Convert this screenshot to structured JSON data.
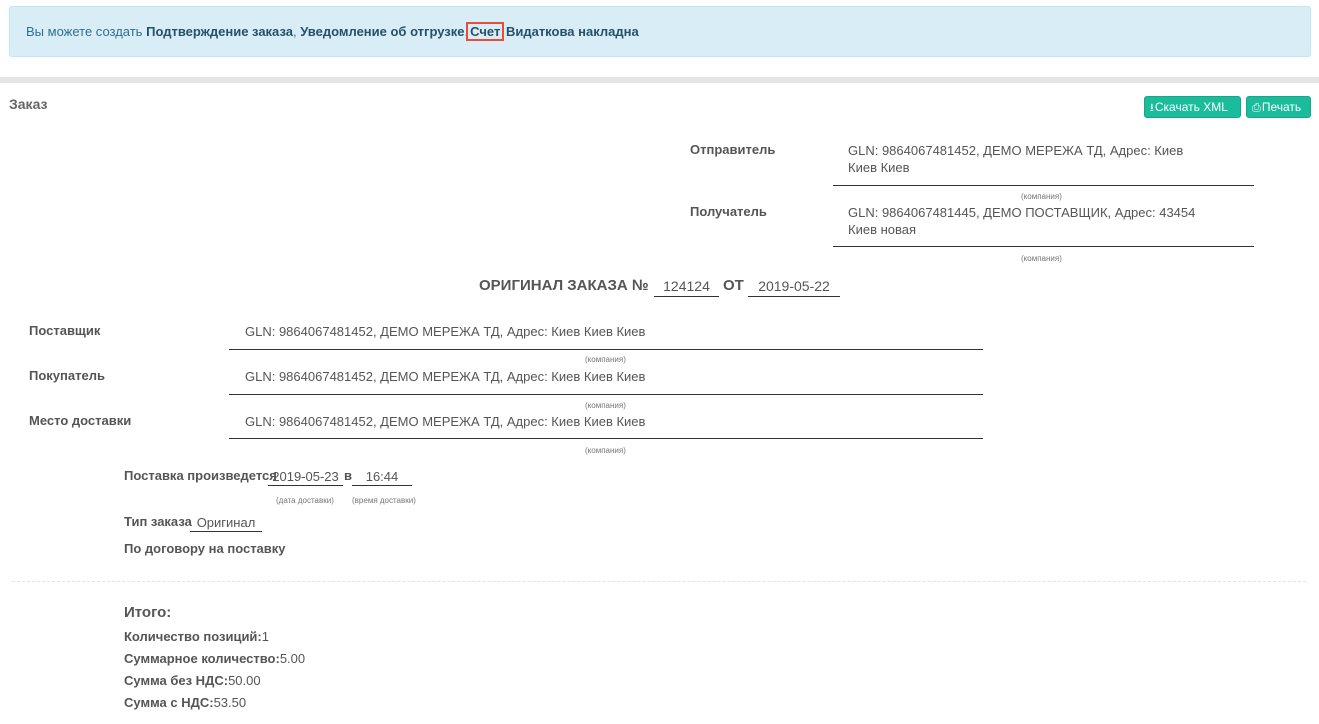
{
  "alert": {
    "prefix": "Вы можете создать",
    "links": [
      "Подтверждение заказа",
      "Уведомление об отгрузке",
      "Счет",
      "Видаткова накладна"
    ]
  },
  "panel": {
    "title": "Заказ",
    "download_xml": "Скачать XML",
    "print": "Печать",
    "download_icon": "download-icon",
    "print_icon": "print-icon"
  },
  "header": {
    "sender_label": "Отправитель",
    "sender_value": "GLN: 9864067481452, ДЕМО МЕРЕЖА ТД, Адрес: Киев Киев Киев",
    "recipient_label": "Получатель",
    "recipient_value": "GLN: 9864067481445, ДЕМО ПОСТАВЩИК, Адрес: 43454 Киев новая",
    "company_caption": "(компания)"
  },
  "order": {
    "title": "ОРИГИНАЛ ЗАКАЗА №",
    "number": "124124",
    "from_label": "ОТ",
    "date": "2019-05-22"
  },
  "parties": {
    "supplier_label": "Поставщик",
    "supplier_value": "GLN: 9864067481452, ДЕМО МЕРЕЖА ТД, Адрес: Киев Киев Киев",
    "buyer_label": "Покупатель",
    "buyer_value": "GLN: 9864067481452, ДЕМО МЕРЕЖА ТД, Адрес: Киев Киев Киев",
    "delivery_label": "Место доставки",
    "delivery_value": "GLN: 9864067481452, ДЕМО МЕРЕЖА ТД, Адрес: Киев Киев Киев",
    "company_caption": "(компания)"
  },
  "delivery": {
    "label": "Поставка произведется",
    "date": "2019-05-23",
    "at_label": "в",
    "time": "16:44",
    "date_caption": "(дата доставки)",
    "time_caption": "(время доставки)",
    "order_type_label": "Тип заказа",
    "order_type_value": "Оригинал",
    "contract_label": "По договору на поставку"
  },
  "totals": {
    "title": "Итого:",
    "positions_label": "Количество позиций:",
    "positions_value": "1",
    "qty_label": "Суммарное количество:",
    "qty_value": "5.00",
    "net_label": "Сумма без НДС:",
    "net_value": "50.00",
    "gross_label": "Сумма с НДС:",
    "gross_value": "53.50"
  }
}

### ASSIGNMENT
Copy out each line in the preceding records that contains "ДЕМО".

### RESPONSE BOX
    "sender_value": "GLN: 9864067481452, ДЕМО МЕРЕЖА ТД, Адрес: Киев Киев Киев",
    "recipient_value": "GLN: 9864067481445, ДЕМО ПОСТАВЩИК, Адрес: 43454 Киев новая",
    "supplier_value": "GLN: 9864067481452, ДЕМО МЕРЕЖА ТД, Адрес: Киев Киев Киев",
    "buyer_value": "GLN: 9864067481452, ДЕМО МЕРЕЖА ТД, Адрес: Киев Киев Киев",
    "delivery_value": "GLN: 9864067481452, ДЕМО МЕРЕЖА ТД, Адрес: Киев Киев Киев",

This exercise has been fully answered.